Post By Paolo
Post By Dimal
Post By coolie21
Post By TampIt
Is it worthwhile keeping roasted beans in a vacuum sealed bag or is there a better alternative?
Check out the introduction here: https://coffeesnobs.com.au/roasted-bean-storage/
But basically a one-way valve is better than a vacuum while the beans are degassing. A bag you can squash the air out of is a good thing (with a one-way valve). One the beans are fully degassed an air tight chamber with as little oxygen as possible is ideal. I don't think a negative pressure would be a good thing though.
There are so many different opinions on this.
This is mine:-
I allow each roast of 1.5kg that I do to degas for 24-36 hours. I normally roast 2 S.O's per roasting session.
I freeze half of each roast in a ziplock bag and the other half is vacuum sealed and then frozen.
I use the frozen ziplocked beans (both varieties) each day, returning them to the freezer after measuring them out for the session's shots. After the ziplocked beans have disappeared (usually 7-10 days), I open the vacuum-locked bags and empty them into a ziplock bag and use them in the same way as the ones that have just been used.
I have been doing this for a couple of years now. The first time that I used the frozen vacuum-sealed beans was (to me) a biblical moment.
The beans stay much fresher this way than any other way that I have tried.
I have left the vacuum-packed beans in the freezer for up to a month and they are still fabulously fresh even after this amount of time.

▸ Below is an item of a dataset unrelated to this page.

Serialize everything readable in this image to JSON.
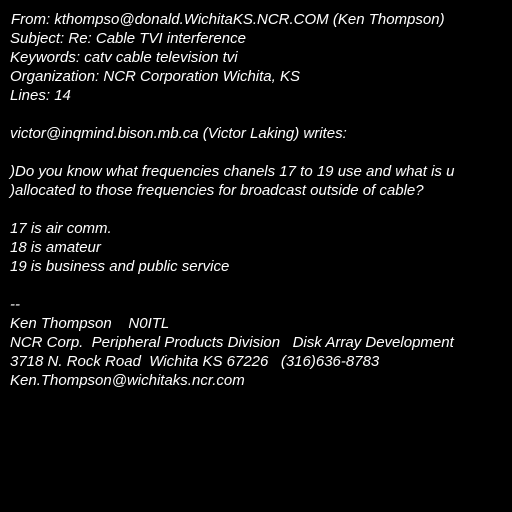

Sounds like you pay a lot of attention (where required) to the details Paolo, and this would make a hell of a difference...
I like the idea of freezing beans although many don't. Whatever works makes sense. There are many opinions on this subject it becomes a little confusing particularly for the novice.

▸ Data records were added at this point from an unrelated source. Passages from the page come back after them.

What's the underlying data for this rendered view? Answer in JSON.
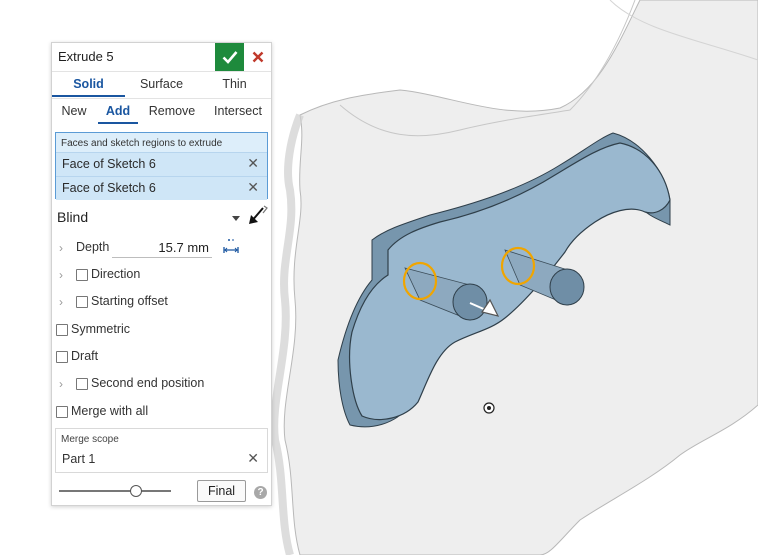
{
  "dialog": {
    "title": "Extrude 5",
    "tabs_type": [
      "Solid",
      "Surface",
      "Thin"
    ],
    "tabs_operation": [
      "New",
      "Add",
      "Remove",
      "Intersect"
    ],
    "faces_label": "Faces and sketch regions to extrude",
    "faces": [
      "Face of Sketch 6",
      "Face of Sketch 6"
    ],
    "end_type": "Blind",
    "depth_label": "Depth",
    "depth_value": "15.7 mm",
    "direction_label": "Direction",
    "starting_offset_label": "Starting offset",
    "symmetric_label": "Symmetric",
    "draft_label": "Draft",
    "second_end_label": "Second end position",
    "merge_with_all_label": "Merge with all",
    "merge_scope_label": "Merge scope",
    "merge_scope_value": "Part 1",
    "slider_value": 0.68,
    "final_label": "Final",
    "help_label": "?"
  },
  "colors": {
    "accent": "#1a56a0",
    "ok": "#1e8a3c",
    "cancel": "#c0392b",
    "part_face": "#9ab8cf",
    "part_side": "#7796ad",
    "highlight": "#f0a500"
  }
}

I don't know the answer, and has been pointed out there are many threads on this. However, intuitively, there must be several processes going on when coffee gets stale.

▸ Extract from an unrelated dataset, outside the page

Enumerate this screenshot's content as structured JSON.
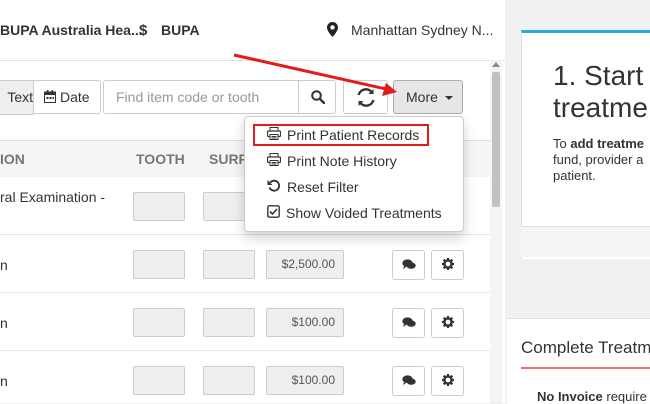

One is oxidation, hence an airtight container is good.
Two is photo degradation, hence dark is good.
Three is cell decomposition, hence cool is good.
Four is evaporation of aromatics, so cool and airtight good. Vacuum sealed v airtight may be open for debate.
Freezing could disrupt the cell walls in the beans, don't know whether good or bad in terms of taste IF you only defrost the amount required (interesting re taste, grinders have a tendency to disrupt cell walls too...). Suspect freezing then defrosting then refreezing would be bad.
Short term airtight dark and cool probably OK. I use a Friis canister, but don't put it in the fridge. We have usually gone through a kg of fresh beans in two weeks anyway so probably doesn't matter.
Intermediate maybe consider vacuum packed in fridge? Or Friis type container in fridge?
Longer term maybe freeze if no other option?
I suspect there will be many other opinions
Freezing and thawing undertaken to the same level of care that Paolo has described, is perfectly Ok....
Originally Posted by coolie21
Good post - I would only add that humidity (either excess or changing) is also a real "roasted bean killer". Careful freezing seems OK, refreezing is a no-no.
FWIW, I even keep my grinder's hopper "in the dark" as well as storing the beans in a (dark) cupboard in a flexible (dark) container (to keep all airflow "post degassing" to a minimum).